He needed things to line up with 2015 because that's good for his publication schedule. Plus he wanted to get 2001 and 2008 in the mix because of the highly publicized market collapses. That schema also gives him 1917 with the the Balfour Declaration and 73 gets him the Yom Kippur war. Apart from the these, the rest of these dates are pretty much duds: a mix of shifting back and forth from Hebrew to Julian calendar or minor events like minor bond bear markets.

When 2015 came and went with nothing to show for it, he needed an extension. So he suddenly needed a separate Jubilee! He needed 2016 to be a Jubilee. Which means his previous time line has to be completely thrown out.

Dozens of amazing coincidental dates which inspired and excited the readers of the book which got it all started were now quietly dropped down the memory hole, and Cahn came back to the traditional view that the Jubilee is a separate year from the seventh Shemitah and that the next Jubilee fell on … you guessed it, 2016, a year well within publishing schedule. But if 2016 is a Jubilee, than so was 1966. Was 1966 a bad economy year? No, it was one of what had been nicknamed the go-go years (like the boots). Economy was great. The market was down, but not enough to qualify as a correction, let alone a collapse.

If 1966 was Jubilee than so was 1916. A bad year for the economy? Nope, GDP was making a nice recovery from the initial shock of WWI. A big history year for the US? Not really, the big year was the following year when we got into a global war. A big year for Israel? No, there was no Israel yet.

Cahn juggles two conflicting chronologies and seems to shift back and forth between them to whichever one allows him to keep his audience focused on the year in their immediate book and DVD buying future.

But every good thing must come to an end, and so must the Blood Moon Merchandising industry.

Earlier this month was Rosh Hashanah, the Jewish New Year. That means that the Jewish year just ended. No market collapse, not the US stock market, not the bond market, not the Indian Market.

In fact, the general view floating around in these circles and promoted on Cahn's Facebook page was that the end of the Jubilee year was lining up with the inclusion of China's currency in the SDR in the beginning of October, leading to a dollar collapse. Instead the dollar has performed quite well since then, which didn't stop Cahn from posting an article about a minor reversal of the dollar's bull market. Anyone who listened to the endless predictions for prophesy buffs and fear mongers bought gold to hedge against the falling dollar and if they did, they incurred substantial losses. So the Blood Moon Industry has managed to find another way to separate decent, and trusting people from their money.

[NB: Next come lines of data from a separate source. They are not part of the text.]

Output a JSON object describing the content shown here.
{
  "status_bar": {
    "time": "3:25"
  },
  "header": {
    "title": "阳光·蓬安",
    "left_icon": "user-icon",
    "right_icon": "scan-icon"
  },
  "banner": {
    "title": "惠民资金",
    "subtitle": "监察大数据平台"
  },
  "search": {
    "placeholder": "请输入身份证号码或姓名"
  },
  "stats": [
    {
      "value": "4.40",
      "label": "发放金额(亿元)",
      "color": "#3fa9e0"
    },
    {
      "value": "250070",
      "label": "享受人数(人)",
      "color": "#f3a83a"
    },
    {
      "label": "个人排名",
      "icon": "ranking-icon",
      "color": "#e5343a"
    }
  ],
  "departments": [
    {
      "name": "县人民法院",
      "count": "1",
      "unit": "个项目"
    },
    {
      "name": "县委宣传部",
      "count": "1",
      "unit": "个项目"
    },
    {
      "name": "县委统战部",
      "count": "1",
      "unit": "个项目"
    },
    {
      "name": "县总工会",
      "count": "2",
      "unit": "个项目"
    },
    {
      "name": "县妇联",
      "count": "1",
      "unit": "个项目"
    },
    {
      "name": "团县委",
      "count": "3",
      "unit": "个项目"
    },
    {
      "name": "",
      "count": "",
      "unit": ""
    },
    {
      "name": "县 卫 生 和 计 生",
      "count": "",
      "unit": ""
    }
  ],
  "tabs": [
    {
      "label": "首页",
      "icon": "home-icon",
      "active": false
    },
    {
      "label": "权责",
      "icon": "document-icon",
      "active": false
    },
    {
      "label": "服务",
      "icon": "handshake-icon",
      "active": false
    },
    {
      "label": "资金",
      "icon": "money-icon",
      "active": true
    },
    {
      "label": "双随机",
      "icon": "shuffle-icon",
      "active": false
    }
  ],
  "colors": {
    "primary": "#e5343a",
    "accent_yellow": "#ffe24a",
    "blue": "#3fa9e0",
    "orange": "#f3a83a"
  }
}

Jerry Bowyer is the Editor of Affluent Christian Investor. He blogs about investing at